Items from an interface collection
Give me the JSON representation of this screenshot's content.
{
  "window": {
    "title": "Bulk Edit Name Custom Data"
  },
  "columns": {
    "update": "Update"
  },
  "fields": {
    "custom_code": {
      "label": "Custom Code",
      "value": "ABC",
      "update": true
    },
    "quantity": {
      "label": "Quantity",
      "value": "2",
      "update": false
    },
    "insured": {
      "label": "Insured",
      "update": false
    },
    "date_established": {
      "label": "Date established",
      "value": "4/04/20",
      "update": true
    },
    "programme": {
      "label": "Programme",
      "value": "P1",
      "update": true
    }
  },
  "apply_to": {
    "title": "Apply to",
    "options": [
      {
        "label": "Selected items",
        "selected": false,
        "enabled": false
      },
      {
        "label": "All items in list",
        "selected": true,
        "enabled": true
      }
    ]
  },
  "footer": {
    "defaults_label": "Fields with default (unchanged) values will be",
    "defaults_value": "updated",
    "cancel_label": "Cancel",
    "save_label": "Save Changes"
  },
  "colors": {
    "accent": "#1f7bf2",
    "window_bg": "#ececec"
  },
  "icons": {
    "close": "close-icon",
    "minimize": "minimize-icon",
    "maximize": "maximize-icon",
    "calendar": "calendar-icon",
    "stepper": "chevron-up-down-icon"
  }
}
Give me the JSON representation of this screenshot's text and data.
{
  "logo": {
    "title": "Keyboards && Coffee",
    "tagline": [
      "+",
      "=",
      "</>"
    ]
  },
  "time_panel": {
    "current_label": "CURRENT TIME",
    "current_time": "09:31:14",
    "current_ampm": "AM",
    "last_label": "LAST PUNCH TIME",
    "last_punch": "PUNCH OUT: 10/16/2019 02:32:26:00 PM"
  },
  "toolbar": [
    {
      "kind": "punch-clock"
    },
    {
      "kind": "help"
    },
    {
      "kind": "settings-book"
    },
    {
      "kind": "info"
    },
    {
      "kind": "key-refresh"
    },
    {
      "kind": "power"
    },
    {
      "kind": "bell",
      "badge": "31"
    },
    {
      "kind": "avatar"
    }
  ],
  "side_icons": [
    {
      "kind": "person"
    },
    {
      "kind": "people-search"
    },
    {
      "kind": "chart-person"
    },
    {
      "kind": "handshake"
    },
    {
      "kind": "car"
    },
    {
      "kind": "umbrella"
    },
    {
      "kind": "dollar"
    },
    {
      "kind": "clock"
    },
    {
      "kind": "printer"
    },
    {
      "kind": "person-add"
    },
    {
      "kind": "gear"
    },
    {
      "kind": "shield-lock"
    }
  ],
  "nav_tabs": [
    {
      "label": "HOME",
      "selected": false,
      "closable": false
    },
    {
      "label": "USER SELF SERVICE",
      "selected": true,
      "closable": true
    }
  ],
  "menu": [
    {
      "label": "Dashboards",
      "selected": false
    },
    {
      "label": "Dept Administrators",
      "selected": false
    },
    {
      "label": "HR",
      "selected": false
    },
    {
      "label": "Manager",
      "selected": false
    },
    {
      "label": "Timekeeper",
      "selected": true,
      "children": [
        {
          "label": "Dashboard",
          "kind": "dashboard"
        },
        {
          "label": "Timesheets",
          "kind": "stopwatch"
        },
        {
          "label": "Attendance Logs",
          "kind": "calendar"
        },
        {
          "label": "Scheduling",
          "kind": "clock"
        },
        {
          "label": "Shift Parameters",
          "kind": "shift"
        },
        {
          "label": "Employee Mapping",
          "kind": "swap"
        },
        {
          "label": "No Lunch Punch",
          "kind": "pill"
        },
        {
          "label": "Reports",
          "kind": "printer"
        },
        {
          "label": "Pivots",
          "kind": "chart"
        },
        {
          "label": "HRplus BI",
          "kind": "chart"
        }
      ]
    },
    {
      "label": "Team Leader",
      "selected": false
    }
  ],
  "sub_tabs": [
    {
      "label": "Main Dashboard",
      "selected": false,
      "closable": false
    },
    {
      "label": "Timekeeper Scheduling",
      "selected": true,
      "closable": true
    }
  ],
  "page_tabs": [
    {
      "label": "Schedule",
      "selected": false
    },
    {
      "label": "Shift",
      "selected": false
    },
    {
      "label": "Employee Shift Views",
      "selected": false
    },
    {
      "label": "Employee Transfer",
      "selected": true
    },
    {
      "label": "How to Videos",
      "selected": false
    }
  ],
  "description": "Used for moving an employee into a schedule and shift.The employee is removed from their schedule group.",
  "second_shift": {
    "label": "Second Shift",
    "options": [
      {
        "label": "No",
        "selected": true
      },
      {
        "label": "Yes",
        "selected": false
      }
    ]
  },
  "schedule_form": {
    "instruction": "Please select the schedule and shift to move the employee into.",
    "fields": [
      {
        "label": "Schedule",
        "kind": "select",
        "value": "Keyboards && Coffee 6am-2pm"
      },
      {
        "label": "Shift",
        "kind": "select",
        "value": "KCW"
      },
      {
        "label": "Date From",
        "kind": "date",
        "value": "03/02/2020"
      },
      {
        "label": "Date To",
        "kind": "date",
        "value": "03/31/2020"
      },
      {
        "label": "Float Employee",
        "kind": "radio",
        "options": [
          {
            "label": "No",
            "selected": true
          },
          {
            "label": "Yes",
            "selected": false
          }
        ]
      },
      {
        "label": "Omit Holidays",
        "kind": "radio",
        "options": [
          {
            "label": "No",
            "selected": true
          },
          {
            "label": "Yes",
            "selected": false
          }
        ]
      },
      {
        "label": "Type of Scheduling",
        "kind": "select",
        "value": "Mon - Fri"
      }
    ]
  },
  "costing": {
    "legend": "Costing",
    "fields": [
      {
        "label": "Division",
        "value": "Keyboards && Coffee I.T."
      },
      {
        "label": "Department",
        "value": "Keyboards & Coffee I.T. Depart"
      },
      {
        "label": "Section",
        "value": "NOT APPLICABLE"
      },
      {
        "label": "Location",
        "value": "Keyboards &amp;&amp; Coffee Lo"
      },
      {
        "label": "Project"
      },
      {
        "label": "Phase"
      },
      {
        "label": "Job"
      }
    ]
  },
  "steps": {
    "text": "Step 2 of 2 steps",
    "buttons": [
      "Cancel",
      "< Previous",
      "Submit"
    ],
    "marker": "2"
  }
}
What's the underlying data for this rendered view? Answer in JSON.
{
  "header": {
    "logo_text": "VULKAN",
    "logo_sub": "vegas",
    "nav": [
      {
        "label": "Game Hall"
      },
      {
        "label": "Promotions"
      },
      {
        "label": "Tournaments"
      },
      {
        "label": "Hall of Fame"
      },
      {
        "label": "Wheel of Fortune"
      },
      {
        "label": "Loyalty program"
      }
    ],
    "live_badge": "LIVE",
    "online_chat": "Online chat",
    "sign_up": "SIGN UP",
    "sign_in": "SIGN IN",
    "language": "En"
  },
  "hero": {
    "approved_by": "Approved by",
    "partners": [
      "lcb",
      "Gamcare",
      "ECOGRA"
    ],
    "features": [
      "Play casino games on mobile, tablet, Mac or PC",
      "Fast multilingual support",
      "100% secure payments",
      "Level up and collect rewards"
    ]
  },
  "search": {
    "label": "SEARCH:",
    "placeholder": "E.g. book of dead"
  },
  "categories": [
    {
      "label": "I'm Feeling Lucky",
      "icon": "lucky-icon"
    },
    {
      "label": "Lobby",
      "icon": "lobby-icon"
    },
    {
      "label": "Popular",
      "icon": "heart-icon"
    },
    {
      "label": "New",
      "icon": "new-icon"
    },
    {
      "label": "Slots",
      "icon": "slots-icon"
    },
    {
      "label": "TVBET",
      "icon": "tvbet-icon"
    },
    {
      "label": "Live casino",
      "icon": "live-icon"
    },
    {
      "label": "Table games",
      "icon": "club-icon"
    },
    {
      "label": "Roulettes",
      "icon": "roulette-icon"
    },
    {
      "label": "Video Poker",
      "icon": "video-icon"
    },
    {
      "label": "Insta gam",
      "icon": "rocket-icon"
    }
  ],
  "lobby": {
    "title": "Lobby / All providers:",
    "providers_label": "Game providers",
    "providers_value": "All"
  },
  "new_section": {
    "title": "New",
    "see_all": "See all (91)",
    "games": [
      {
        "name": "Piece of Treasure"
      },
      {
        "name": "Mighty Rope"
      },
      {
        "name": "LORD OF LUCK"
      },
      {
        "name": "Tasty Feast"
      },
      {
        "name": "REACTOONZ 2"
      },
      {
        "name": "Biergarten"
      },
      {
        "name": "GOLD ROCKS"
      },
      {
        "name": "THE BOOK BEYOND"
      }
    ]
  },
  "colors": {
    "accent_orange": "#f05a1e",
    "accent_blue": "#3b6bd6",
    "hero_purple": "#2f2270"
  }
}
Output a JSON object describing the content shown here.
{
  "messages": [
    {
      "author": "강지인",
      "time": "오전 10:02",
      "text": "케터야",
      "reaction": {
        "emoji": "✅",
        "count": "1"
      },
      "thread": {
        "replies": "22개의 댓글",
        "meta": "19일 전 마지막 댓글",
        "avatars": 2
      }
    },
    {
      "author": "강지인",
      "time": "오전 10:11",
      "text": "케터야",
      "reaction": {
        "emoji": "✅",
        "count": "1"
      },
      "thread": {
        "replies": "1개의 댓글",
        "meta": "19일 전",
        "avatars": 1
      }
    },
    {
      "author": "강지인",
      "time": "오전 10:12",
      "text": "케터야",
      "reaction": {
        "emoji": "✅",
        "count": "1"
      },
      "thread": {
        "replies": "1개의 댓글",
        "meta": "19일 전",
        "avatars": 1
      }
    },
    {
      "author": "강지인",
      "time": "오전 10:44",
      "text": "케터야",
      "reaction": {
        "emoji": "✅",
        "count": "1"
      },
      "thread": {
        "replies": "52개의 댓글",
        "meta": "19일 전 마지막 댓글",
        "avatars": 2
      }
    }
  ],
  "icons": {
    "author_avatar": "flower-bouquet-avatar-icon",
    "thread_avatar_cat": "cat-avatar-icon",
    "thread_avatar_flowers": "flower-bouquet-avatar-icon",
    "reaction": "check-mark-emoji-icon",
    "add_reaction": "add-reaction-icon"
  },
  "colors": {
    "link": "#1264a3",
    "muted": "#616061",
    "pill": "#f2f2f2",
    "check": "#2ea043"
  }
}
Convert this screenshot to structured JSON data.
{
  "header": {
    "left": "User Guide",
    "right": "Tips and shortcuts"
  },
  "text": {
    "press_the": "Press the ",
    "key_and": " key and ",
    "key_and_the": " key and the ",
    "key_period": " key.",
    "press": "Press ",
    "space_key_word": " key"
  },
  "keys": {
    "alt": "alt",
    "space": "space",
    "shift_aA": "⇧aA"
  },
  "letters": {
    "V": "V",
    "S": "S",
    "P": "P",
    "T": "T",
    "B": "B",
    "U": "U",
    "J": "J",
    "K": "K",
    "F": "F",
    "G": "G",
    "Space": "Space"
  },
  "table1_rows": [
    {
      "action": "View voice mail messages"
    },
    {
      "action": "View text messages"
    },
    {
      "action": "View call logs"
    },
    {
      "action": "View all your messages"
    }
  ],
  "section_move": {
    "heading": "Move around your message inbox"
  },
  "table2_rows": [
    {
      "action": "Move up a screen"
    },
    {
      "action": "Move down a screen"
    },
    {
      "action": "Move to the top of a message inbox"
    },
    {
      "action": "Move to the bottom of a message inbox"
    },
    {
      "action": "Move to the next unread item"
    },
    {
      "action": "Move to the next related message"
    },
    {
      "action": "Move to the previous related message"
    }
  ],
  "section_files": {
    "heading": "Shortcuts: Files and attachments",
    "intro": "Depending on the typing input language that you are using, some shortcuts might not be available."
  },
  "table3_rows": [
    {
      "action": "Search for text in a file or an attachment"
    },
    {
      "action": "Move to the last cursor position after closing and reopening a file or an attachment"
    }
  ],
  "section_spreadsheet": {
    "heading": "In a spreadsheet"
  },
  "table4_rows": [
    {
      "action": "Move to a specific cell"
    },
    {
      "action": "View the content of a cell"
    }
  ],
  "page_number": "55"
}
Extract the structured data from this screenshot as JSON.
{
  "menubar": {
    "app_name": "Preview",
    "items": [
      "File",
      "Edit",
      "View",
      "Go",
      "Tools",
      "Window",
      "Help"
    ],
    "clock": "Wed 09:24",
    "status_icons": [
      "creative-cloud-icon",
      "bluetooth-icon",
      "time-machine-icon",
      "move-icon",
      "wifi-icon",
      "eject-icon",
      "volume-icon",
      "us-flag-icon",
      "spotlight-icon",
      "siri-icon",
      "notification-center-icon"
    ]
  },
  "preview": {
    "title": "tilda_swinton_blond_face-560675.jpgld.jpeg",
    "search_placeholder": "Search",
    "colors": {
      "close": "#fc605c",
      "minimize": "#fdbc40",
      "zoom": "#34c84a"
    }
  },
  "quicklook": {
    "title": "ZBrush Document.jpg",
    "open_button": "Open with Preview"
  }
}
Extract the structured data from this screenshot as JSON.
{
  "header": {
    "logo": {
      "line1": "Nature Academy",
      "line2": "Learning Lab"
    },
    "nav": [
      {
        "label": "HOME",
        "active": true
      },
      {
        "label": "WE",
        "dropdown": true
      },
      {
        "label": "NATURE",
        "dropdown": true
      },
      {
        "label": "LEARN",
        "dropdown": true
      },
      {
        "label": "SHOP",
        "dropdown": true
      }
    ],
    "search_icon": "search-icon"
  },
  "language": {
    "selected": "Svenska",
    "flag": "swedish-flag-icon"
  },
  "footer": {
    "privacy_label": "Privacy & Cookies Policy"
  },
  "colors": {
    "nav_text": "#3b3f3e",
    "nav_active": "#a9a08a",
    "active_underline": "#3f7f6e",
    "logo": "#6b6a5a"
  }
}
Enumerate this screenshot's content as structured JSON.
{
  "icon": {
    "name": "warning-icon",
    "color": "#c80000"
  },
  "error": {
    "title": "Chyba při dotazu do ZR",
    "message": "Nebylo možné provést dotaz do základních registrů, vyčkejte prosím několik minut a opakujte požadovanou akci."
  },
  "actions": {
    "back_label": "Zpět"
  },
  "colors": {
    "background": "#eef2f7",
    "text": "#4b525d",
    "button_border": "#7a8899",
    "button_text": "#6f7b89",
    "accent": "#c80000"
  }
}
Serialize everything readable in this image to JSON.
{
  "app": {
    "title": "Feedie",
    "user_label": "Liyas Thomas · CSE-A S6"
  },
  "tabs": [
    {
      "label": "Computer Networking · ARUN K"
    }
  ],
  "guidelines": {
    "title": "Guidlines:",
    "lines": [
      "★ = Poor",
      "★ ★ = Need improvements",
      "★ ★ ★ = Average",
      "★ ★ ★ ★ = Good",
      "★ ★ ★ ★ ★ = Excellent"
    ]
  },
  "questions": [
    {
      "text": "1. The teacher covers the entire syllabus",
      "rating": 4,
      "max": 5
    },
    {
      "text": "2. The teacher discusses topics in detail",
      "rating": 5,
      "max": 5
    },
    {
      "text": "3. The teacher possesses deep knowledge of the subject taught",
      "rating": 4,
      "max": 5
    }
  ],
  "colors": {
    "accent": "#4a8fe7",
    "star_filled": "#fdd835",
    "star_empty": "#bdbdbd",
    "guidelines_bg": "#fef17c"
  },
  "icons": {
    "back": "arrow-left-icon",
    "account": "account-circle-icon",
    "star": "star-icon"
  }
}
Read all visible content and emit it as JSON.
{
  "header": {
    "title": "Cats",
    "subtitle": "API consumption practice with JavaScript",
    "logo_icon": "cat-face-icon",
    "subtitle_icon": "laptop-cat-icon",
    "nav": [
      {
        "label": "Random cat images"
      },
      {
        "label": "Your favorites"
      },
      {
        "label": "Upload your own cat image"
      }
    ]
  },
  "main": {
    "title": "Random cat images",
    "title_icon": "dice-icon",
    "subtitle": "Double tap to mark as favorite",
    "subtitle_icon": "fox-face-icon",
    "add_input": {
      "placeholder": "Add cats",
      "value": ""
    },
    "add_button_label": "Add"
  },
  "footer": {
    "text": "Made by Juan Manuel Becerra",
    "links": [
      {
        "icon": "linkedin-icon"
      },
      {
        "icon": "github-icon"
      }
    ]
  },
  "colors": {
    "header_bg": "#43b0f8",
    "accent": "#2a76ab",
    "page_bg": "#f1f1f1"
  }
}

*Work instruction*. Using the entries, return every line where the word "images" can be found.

*Exercise result*.
        "label": "Random cat images"
    "title": "Random cat images",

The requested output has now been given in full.